Once relegated to the basement, today’s home bars are part of a small but growing trend to create a special (and often multi-use) place to store and serve drinks closer to areas where family and friends congregate.
While a bar may not be in demand for young families or non-drinkers, buyers of higher priced homes (over $500,000) are twice as likely to want a wet bar than buyers of homes (under $150,000), according to the National Association of Home Builders. The trade group tracks home buyer preferences from 2004 to 2012.
These bar areas are being created in new or remodeled homes, where open kitchens are the social center of the home. But unlike wet bars with their Formica countertops of the 1950s and 1960s, many of today’s bar areas don’t scream “bars” or have alcohol on display.
“They are understated,” said Goldstein. “And tend to use custom cabinetry and countertops that fit in with the rest of the house.”
No matter what your style, there are multi-use home bars and bar areas to suit your style and budget. Before you blow out your dining room to add a home bar, consider these planning tips from Goldstein, Glazer Construction, Kohler and houzz.com
- Space. Before you choose a location, determine how much space you will need and how you will use it. Sometimes, that space is next to the kitchen or in your great room. In your planning, consider the features you want besides a cocktail-mixing area or a separate prep space. What about space for seating, a TV or your vintage juke box.
- Unused rooms. Consider turning unused space, such as a dining room, into a bar area with comfortable chairs to relax and entertain.
- Design. If the wet bar will be located near the kitchen, it should blend well with the kitchen's overall design.
“Lately, we are placing wet bars in a vestibule between the kitchen and the family room, or integrating (them) into the butler’s pantry space,” said Ross Piper of Atlanta-based Ross Piper Architect Inc.
Built-in bars don’t need to be limited to high-end homes with lots of square footage. A built-in bar can be the width of a single cabinet or built into a nook, closet or pantry.
- Floor-to-ceiling bars give the "always-been-there" look. This is a more architectural look that fits in with the overall lines of the nearby kitchen or living areas.

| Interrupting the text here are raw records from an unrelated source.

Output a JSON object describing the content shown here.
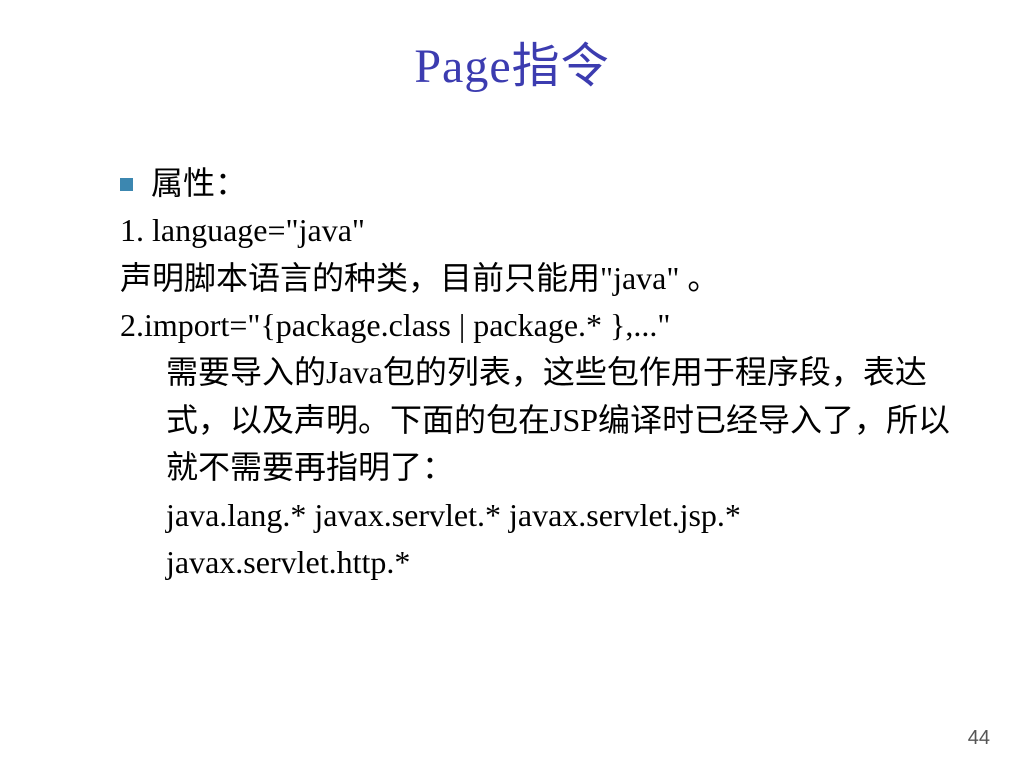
{
  "title": "Page指令",
  "bullet_label": "属性：",
  "line1": "1. language=\"java\"",
  "line2": "声明脚本语言的种类，目前只能用\"java\" 。",
  "line3": "2.import=\"{package.class | package.* },...\"",
  "line4": "需要导入的Java包的列表，这些包作用于程序段，表达式，以及声明。下面的包在JSP编译时已经导入了，所以就不需要再指明了：",
  "line5": "java.lang.* javax.servlet.* javax.servlet.jsp.* javax.servlet.http.*",
  "page_number": "44"
}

- Open shelving. If you want to showcase your bottles and glassware, like at your favorite bar, go for floating shelves and put the walls to work. Wood creates a more traditional feel. Metal and glass add a more modern look.
- Pass-through bars. Opening a previously closed wall or space can allow you to engage with your guests while mixing drinks at bar height.

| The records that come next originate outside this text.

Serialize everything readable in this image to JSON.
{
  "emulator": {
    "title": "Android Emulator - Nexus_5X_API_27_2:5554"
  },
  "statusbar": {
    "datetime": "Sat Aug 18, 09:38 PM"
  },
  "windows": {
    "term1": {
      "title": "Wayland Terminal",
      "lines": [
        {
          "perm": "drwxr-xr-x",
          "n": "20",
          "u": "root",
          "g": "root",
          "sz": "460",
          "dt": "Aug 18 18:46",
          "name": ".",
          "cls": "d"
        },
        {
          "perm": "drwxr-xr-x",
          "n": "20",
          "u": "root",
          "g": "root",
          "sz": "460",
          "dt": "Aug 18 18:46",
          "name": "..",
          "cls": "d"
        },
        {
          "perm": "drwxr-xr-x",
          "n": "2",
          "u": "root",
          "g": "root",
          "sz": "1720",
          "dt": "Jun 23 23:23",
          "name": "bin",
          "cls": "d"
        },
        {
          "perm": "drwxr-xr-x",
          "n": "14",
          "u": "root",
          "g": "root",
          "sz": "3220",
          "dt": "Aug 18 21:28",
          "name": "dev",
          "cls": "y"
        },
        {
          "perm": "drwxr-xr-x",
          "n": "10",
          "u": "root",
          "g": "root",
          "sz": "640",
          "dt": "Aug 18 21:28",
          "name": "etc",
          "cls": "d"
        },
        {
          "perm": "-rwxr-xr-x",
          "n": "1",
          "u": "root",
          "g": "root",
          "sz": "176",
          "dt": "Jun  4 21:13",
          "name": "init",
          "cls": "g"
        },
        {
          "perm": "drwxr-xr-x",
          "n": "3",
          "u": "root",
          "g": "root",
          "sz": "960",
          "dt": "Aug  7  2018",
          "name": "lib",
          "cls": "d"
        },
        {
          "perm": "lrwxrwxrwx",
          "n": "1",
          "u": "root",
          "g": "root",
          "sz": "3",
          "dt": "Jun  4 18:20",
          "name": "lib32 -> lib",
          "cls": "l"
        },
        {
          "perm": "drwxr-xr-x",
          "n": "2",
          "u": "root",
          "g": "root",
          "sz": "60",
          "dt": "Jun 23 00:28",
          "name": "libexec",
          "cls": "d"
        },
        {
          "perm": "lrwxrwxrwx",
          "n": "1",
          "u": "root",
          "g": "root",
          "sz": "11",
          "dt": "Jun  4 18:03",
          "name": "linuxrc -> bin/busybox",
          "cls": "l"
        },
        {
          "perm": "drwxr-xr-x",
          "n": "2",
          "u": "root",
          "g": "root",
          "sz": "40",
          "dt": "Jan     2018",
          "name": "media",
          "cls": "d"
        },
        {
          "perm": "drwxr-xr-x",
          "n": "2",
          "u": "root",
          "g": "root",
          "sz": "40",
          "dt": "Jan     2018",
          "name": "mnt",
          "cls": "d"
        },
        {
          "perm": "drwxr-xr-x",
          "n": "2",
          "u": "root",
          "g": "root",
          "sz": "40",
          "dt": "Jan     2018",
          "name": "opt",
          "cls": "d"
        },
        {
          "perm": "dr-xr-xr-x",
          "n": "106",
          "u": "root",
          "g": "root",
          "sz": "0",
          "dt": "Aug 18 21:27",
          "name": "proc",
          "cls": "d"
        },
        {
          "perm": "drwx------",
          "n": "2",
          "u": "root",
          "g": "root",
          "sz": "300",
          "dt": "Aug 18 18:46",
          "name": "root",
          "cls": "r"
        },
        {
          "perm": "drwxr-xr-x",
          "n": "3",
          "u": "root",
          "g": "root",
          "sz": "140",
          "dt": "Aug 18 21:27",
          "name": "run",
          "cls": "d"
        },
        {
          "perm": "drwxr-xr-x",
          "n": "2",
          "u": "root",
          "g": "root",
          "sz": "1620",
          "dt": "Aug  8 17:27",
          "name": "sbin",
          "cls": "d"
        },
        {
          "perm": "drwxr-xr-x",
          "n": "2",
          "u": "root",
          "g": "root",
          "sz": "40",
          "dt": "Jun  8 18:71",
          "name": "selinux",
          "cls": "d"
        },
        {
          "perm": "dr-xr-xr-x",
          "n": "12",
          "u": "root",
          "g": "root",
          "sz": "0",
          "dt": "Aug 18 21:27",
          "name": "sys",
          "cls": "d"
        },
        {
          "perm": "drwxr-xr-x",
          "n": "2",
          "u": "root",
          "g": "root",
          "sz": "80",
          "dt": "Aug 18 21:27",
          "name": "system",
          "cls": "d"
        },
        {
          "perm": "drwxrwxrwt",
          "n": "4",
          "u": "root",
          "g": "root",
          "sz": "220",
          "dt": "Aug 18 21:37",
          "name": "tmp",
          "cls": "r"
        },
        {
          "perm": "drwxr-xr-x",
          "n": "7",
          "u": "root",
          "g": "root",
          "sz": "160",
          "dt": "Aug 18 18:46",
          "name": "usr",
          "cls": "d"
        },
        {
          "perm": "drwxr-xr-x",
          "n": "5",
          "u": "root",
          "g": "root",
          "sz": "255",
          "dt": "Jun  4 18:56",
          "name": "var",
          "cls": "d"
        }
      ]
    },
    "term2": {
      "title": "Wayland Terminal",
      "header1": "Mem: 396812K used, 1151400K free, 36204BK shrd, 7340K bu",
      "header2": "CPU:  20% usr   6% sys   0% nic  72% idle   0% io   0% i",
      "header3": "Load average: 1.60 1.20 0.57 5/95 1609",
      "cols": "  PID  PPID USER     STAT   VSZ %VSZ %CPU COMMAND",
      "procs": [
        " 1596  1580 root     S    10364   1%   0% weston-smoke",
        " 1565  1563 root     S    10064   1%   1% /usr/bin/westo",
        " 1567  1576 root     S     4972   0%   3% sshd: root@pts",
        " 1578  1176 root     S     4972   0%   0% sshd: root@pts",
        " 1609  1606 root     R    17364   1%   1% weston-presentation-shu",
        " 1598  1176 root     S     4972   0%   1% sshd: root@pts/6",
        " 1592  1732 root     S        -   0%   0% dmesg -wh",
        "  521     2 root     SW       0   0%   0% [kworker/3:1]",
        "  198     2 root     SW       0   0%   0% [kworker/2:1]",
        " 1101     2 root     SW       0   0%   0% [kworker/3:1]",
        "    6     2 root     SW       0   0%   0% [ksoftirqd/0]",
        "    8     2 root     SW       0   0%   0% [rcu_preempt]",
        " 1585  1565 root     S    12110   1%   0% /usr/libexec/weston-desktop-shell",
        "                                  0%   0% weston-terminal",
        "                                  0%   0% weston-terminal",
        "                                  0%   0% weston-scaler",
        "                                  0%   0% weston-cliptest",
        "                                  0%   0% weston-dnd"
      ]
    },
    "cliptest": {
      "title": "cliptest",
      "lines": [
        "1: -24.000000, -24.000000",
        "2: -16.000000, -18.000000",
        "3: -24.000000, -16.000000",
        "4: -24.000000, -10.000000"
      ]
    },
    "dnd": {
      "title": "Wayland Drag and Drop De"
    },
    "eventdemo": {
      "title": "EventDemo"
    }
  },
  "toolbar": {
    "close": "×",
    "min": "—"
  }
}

- Hideaway bars. Tuck away bottles and glassware in a clever spot. While any console or buffet can be customized (or bought) to hold your spirits, bar and glassware.

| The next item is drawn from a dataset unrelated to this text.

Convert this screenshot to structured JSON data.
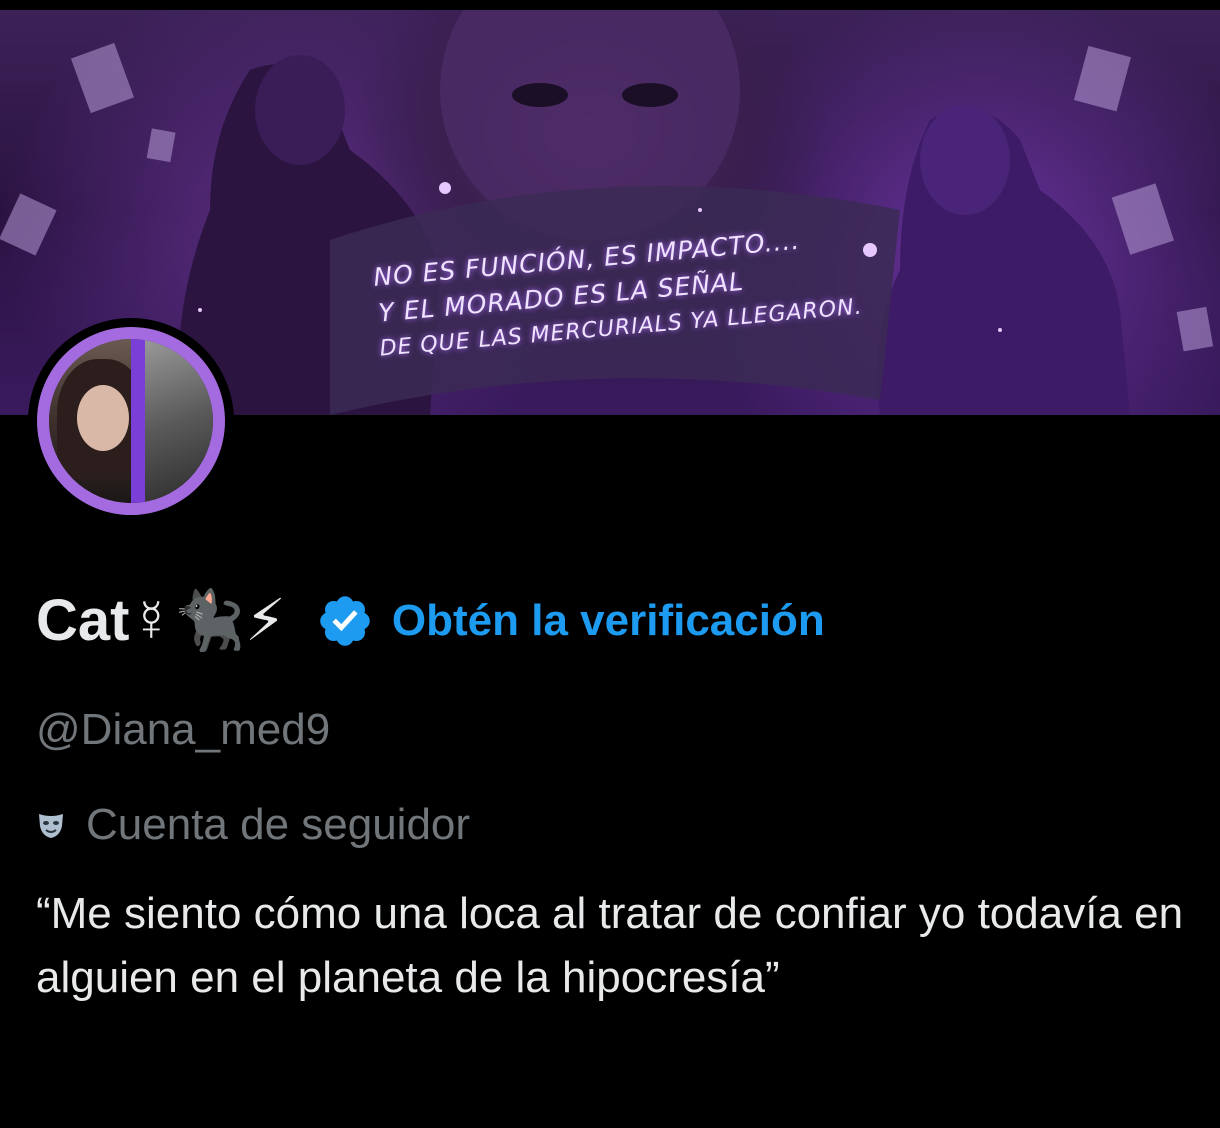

If the bar area will be located in or near the kitchen, keep the cabinetry, countertops and design similar. To delineate the bar area from the kitchen a bit, add a different texture or sheen to the backsplash.
- Sink. If your bar is in or open to your kitchen, consider using a bar sink that matches the main kitchen sink, such as an apron front. If not, your choice of stylish bar sinks is limitless.
- Cool it. Add a refrigerator of some kind. It can be a wine or a beverage fridge, depending on how you like to entertain. Choose a size that fits your space, and a style — either paneled or stainless — that works with the rest of the room.
- On ice. If space allows, add an ice maker. It is handy to have a sink with drain, ice, drinks, glasses and accessories in convenient reach of a host and guests.
- Shelves & cabinets. Storage space for your bottles, barware and array of glasses is must. Use open shelves and upper cabinets. But also take advantage of unused or empty space under the bar. The right shelving and cabinet finishes will elevate the look.
- Mirrors & lighting. Install mirrors behind shelves or as a backsplash to bring in light and create the illusion of more space. Mirrors reflect light from other parts of the room and enhance the colors and shapes of the bottles. Also consider layered lighting, from under-counter task lighting to pendants and supplemental floor lamps.
As with every project, the cost will depend on the scope of your project, your choice of materials, finishes, custom details and labor costs. If you don’t move walls or add plumbing, you will save money.